Devrims: Let’s do some quick rapid fire questions:
|Coffee or Tea||Tea! I gave up coffee a while ago|
|Mountain or Beaches||The middle – rocky beaches!|
|Mac OS or Windows||Mac OS|
Devrims: What are your favorite plug-ins apart from Newsletter Glue that you use?
Lesley: I cannot live without the Redirection plugin. I have a bad habit of publishing first, and updating slugs later. So my life will be horrible without Redirection. I also use it to create lots of different quick links for myself.
Devrims: You have a very diverse professional background from owning a digital agency to beer brewery and teaching freediving. Where did you get the motivation to try different things and not follow a single career trajectory?
Lesley: I feel like I know a lot of people who randomly applied for jobs out of university, and whatever they got hired to do, they ended up sticking with it for the rest of their careers.
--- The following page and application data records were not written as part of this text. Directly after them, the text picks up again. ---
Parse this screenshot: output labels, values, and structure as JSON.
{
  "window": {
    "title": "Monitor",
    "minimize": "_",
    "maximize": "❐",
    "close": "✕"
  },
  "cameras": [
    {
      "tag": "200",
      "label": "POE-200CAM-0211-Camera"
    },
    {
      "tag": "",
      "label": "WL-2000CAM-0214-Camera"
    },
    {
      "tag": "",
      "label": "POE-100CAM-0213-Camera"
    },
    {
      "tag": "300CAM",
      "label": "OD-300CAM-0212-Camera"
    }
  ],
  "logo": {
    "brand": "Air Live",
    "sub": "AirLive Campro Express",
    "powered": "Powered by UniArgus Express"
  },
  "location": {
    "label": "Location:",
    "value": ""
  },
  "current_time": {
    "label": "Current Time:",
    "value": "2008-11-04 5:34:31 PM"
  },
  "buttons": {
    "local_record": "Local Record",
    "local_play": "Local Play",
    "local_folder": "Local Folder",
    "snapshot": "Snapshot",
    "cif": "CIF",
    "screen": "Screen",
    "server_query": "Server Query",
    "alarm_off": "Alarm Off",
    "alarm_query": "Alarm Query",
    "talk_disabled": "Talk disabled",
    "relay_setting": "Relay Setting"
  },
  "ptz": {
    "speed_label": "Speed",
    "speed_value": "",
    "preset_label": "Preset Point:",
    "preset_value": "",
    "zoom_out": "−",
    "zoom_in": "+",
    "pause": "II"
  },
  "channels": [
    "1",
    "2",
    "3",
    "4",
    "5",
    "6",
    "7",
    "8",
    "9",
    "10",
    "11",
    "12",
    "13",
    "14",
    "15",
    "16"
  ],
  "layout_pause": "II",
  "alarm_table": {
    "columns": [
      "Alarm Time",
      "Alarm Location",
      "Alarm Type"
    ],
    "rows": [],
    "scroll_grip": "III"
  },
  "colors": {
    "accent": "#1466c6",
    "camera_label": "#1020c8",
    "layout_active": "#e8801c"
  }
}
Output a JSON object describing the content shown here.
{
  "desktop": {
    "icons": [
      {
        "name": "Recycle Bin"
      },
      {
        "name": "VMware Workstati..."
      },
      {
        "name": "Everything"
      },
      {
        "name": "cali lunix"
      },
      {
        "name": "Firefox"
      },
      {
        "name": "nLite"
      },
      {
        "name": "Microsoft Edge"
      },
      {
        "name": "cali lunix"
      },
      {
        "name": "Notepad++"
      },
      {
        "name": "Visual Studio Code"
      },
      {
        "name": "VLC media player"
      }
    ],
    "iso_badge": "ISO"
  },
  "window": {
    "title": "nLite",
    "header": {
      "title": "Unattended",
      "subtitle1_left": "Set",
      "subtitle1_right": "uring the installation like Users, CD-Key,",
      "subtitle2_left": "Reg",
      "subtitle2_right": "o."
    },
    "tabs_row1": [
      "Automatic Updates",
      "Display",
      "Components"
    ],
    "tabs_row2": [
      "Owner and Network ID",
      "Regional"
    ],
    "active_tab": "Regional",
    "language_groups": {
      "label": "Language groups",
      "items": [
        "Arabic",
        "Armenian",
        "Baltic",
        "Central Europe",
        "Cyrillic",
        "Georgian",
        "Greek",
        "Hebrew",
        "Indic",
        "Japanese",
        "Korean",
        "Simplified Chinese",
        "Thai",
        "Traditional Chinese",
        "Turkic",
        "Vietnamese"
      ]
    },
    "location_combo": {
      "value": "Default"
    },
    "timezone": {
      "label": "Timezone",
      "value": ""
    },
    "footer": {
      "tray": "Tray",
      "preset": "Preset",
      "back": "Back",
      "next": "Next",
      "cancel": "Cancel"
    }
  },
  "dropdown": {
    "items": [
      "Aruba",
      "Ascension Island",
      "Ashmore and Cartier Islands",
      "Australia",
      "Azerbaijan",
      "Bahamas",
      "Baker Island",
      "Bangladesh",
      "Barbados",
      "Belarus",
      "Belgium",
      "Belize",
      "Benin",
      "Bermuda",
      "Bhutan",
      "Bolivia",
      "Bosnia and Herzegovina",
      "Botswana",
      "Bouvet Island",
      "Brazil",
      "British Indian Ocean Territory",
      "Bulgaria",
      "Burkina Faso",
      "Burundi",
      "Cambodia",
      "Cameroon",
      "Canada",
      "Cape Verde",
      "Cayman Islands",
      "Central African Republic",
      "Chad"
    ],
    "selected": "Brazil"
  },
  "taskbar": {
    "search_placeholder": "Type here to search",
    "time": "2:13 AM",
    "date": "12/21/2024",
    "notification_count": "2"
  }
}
This is madness to me because:
- What if there’s something that you’re world class at, but instead of hunting it down, you stuck with something you’ve just mediocre or above average at?
- We spend most of our lives working. More than sleeping, eating, or spending time with loved ones. With that in mind, it’s complete madness to do something you dislike.
When you combine those two thoughts, it becomes obvious that you should aggressively and wholeheartedly try lots of different things to find out what you enjoy, what are you great at, and why.
Of course all these things come with a big caveat that you need to have the financial flexibility to try these things. It would be irresponsible to put your family at risk while you go off travelling the world.
Devrims: Can you share with us a picture of your workspace?
Devrims: Is there a story behind “Lesley Pizza” or is it just for the love of pizza?
Lesley: I really like looking at top-line domains (TLDs). There are so many fun ones out there! I wanted to buy something for myself that’s memorable and landed on lesley.pizza. And now, I just use that for all my social media handles.
I strongly encourage others to find TLDs they like too! For example, ibtisam.coffee is available!
Devrims: During the process of creating your own plugin, what’s the most important thing that you learnt which can help beginners in their journey?
Lesley: Get the first fully usable version out as fast as possible. Whatever timeline you give yourself, cut that by 80%. For example, if you were planning to get v.1 out in 10 days, try to do it in 2 days instead. Then share it with friends, rinse and repeat at least 5 times. Then do your “big” launch.
Put in more reps than you think is necessary. For example, if you think writing 10 blog posts should be enough to get you started with SEO, aim to do 100 instead.
Aim to beat people on consistency, not hard work or quality. If you can keep going for 10 years, you will beat someone who worked hard for 1 year. You’ll also beat the person who spent 100 hours crafting the perfect product.
Devrims: Name two people that had an influence in shaping your career?
Lesley: Pete Ericson from Leaky Paywall. He has been the most generous guide and mentor anyone can ask for.
Cedric Chin from Commongcog. I met him online during Covid-19, but I now hang out with him in real life because he lives in Singapore too. Having him as a friend and fellow business journeyperson has been a real joy and an eye-opener.